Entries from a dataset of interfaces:
↓↓↓
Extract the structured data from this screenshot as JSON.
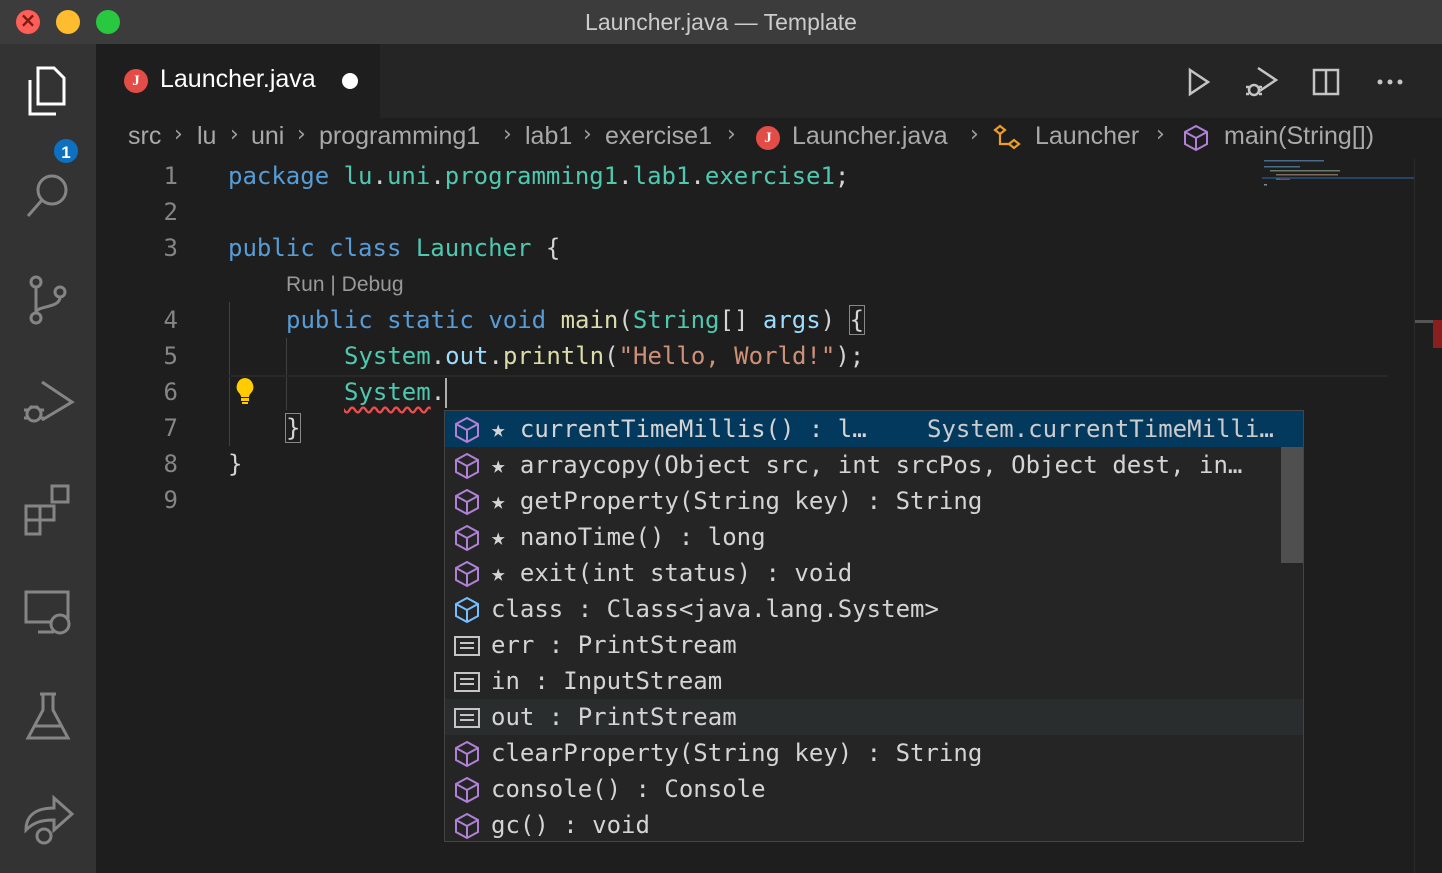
{
  "window": {
    "title": "Launcher.java — Template"
  },
  "activity_bar": {
    "explorer_badge": "1"
  },
  "tab": {
    "label": "Launcher.java",
    "file_icon": "J"
  },
  "breadcrumbs": {
    "items": [
      "src",
      "lu",
      "uni",
      "programming1",
      "lab1",
      "exercise1",
      "Launcher.java",
      "Launcher",
      "main(String[])"
    ]
  },
  "editor": {
    "line_numbers": [
      "1",
      "2",
      "3",
      "4",
      "5",
      "6",
      "7",
      "8",
      "9"
    ],
    "codelens": "Run | Debug",
    "lines": {
      "l1": {
        "kw": "package",
        "pkg_lu": "lu",
        "pkg_uni": "uni",
        "pkg_p": "programming1",
        "pkg_lab": "lab1",
        "pkg_ex": "exercise1",
        "end": ";"
      },
      "l3": {
        "kw1": "public",
        "kw2": "class",
        "name": "Launcher",
        "brace": "{"
      },
      "l4": {
        "kw1": "public",
        "kw2": "static",
        "kw3": "void",
        "fn": "main",
        "type": "String",
        "arr": "[]",
        "arg": "args",
        "close": ")",
        "brace": "{"
      },
      "l5": {
        "cls": "System",
        "field": "out",
        "fn": "println",
        "str": "\"Hello, World!\"",
        "end": ");"
      },
      "l6": {
        "cls": "System",
        "dot": "."
      },
      "l7": {
        "brace": "}"
      },
      "l8": {
        "brace": "}"
      }
    }
  },
  "suggestions": [
    {
      "label": "★ currentTimeMillis() : l…",
      "detail": "System.currentTimeMilli…",
      "icon": "method-icon"
    },
    {
      "label": "★ arraycopy(Object src, int srcPos, Object dest, in…",
      "detail": "",
      "icon": "method-icon"
    },
    {
      "label": "★ getProperty(String key) : String",
      "detail": "",
      "icon": "method-icon"
    },
    {
      "label": "★ nanoTime() : long",
      "detail": "",
      "icon": "method-icon"
    },
    {
      "label": "★ exit(int status) : void",
      "detail": "",
      "icon": "method-icon"
    },
    {
      "label": "class : Class<java.lang.System>",
      "detail": "",
      "icon": "class-icon"
    },
    {
      "label": "err : PrintStream",
      "detail": "",
      "icon": "field-icon"
    },
    {
      "label": "in : InputStream",
      "detail": "",
      "icon": "field-icon"
    },
    {
      "label": "out : PrintStream",
      "detail": "",
      "icon": "field-icon"
    },
    {
      "label": "clearProperty(String key) : String",
      "detail": "",
      "icon": "method-icon"
    },
    {
      "label": "console() : Console",
      "detail": "",
      "icon": "method-icon"
    },
    {
      "label": "gc() : void",
      "detail": "",
      "icon": "method-icon"
    }
  ],
  "colors": {
    "accent": "#0e70c0",
    "selection": "#04395e",
    "error": "#f14c4c",
    "method_icon": "#b180d7",
    "class_icon": "#75beff"
  }
}
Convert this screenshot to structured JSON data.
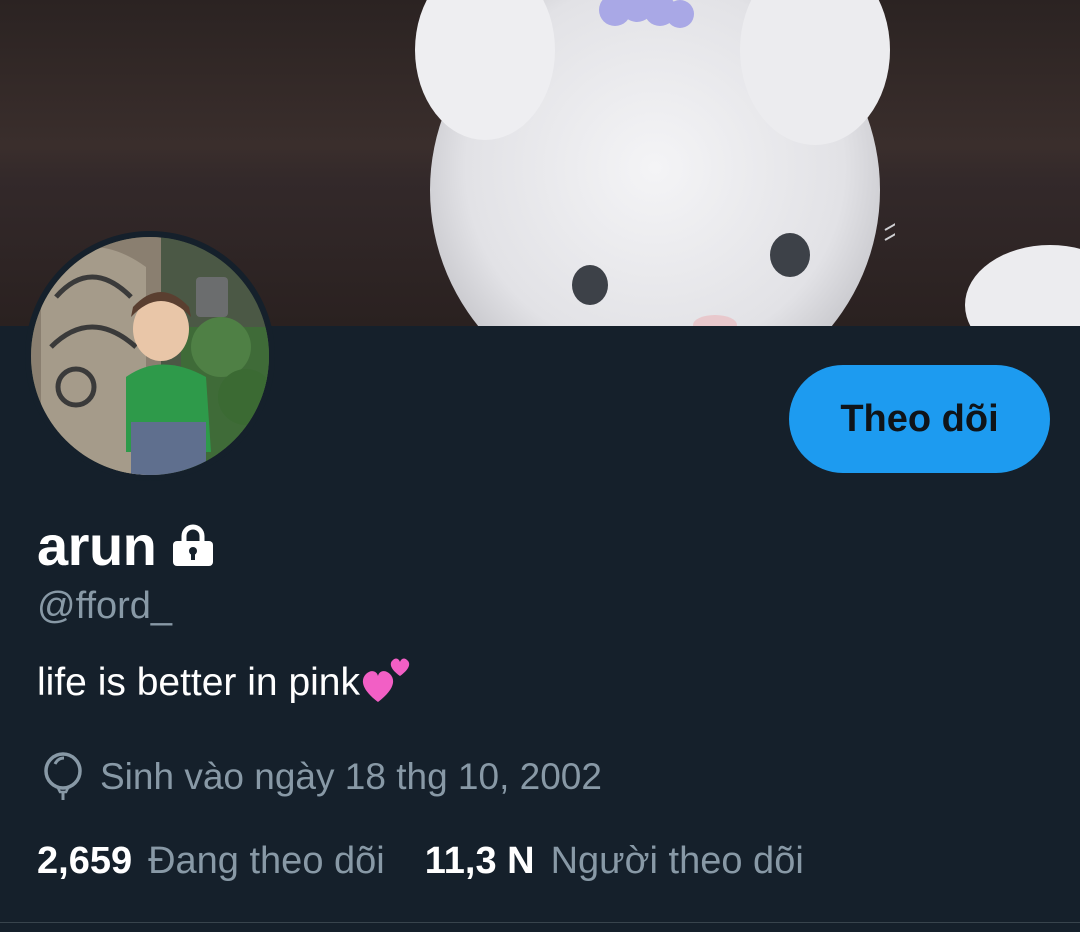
{
  "profile": {
    "display_name": "arun",
    "handle": "@fford_",
    "bio": "life is better in pink",
    "bio_emoji": "two-hearts-icon",
    "birthday": "Sinh vào ngày 18 thg 10, 2002",
    "following_count": "2,659",
    "following_label": "Đang theo dõi",
    "followers_count": "11,3 N",
    "followers_label": "Người theo dõi",
    "protected_icon": "lock-icon"
  },
  "actions": {
    "follow_label": "Theo dõi"
  },
  "colors": {
    "background": "#15202b",
    "accent": "#1d9bf0",
    "secondary_text": "#8899a6",
    "primary_text": "#ffffff"
  }
}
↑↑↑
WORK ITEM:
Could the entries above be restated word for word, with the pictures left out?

ANSWER FOR THE TASK:
Extract the structured data from this screenshot as JSON.
{
  "window": {
    "title": "Launcher.java — Template"
  },
  "activity_bar": {
    "explorer_badge": "1"
  },
  "tab": {
    "label": "Launcher.java",
    "file_icon": "J"
  },
  "breadcrumbs": {
    "items": [
      "src",
      "lu",
      "uni",
      "programming1",
      "lab1",
      "exercise1",
      "Launcher.java",
      "Launcher",
      "main(String[])"
    ]
  },
  "editor": {
    "line_numbers": [
      "1",
      "2",
      "3",
      "4",
      "5",
      "6",
      "7",
      "8",
      "9"
    ],
    "codelens": "Run | Debug",
    "lines": {
      "l1": {
        "kw": "package",
        "pkg_lu": "lu",
        "pkg_uni": "uni",
        "pkg_p": "programming1",
        "pkg_lab": "lab1",
        "pkg_ex": "exercise1",
        "end": ";"
      },
      "l3": {
        "kw1": "public",
        "kw2": "class",
        "name": "Launcher",
        "brace": "{"
      },
      "l4": {
        "kw1": "public",
        "kw2": "static",
        "kw3": "void",
        "fn": "main",
        "type": "String",
        "arr": "[]",
        "arg": "args",
        "close": ")",
        "brace": "{"
      },
      "l5": {
        "cls": "System",
        "field": "out",
        "fn": "println",
        "str": "\"Hello, World!\"",
        "end": ");"
      },
      "l6": {
        "cls": "System",
        "dot": "."
      },
      "l7": {
        "brace": "}"
      },
      "l8": {
        "brace": "}"
      }
    }
  },
  "suggestions": [
    {
      "label": "★ currentTimeMillis() : l…",
      "detail": "System.currentTimeMilli…",
      "icon": "method-icon"
    },
    {
      "label": "★ arraycopy(Object src, int srcPos, Object dest, in…",
      "detail": "",
      "icon": "method-icon"
    },
    {
      "label": "★ getProperty(String key) : String",
      "detail": "",
      "icon": "method-icon"
    },
    {
      "label": "★ nanoTime() : long",
      "detail": "",
      "icon": "method-icon"
    },
    {
      "label": "★ exit(int status) : void",
      "detail": "",
      "icon": "method-icon"
    },
    {
      "label": "class : Class<java.lang.System>",
      "detail": "",
      "icon": "class-icon"
    },
    {
      "label": "err : PrintStream",
      "detail": "",
      "icon": "field-icon"
    },
    {
      "label": "in : InputStream",
      "detail": "",
      "icon": "field-icon"
    },
    {
      "label": "out : PrintStream",
      "detail": "",
      "icon": "field-icon"
    },
    {
      "label": "clearProperty(String key) : String",
      "detail": "",
      "icon": "method-icon"
    },
    {
      "label": "console() : Console",
      "detail": "",
      "icon": "method-icon"
    },
    {
      "label": "gc() : void",
      "detail": "",
      "icon": "method-icon"
    }
  ],
  "colors": {
    "accent": "#0e70c0",
    "selection": "#04395e",
    "error": "#f14c4c",
    "method_icon": "#b180d7",
    "class_icon": "#75beff"
  }
}
Convert this screenshot to structured JSON data.
{
  "profile": {
    "display_name": "arun",
    "handle": "@fford_",
    "bio": "life is better in pink",
    "bio_emoji": "two-hearts-icon",
    "birthday": "Sinh vào ngày 18 thg 10, 2002",
    "following_count": "2,659",
    "following_label": "Đang theo dõi",
    "followers_count": "11,3 N",
    "followers_label": "Người theo dõi",
    "protected_icon": "lock-icon"
  },
  "actions": {
    "follow_label": "Theo dõi"
  },
  "colors": {
    "background": "#15202b",
    "accent": "#1d9bf0",
    "secondary_text": "#8899a6",
    "primary_text": "#ffffff"
  }
}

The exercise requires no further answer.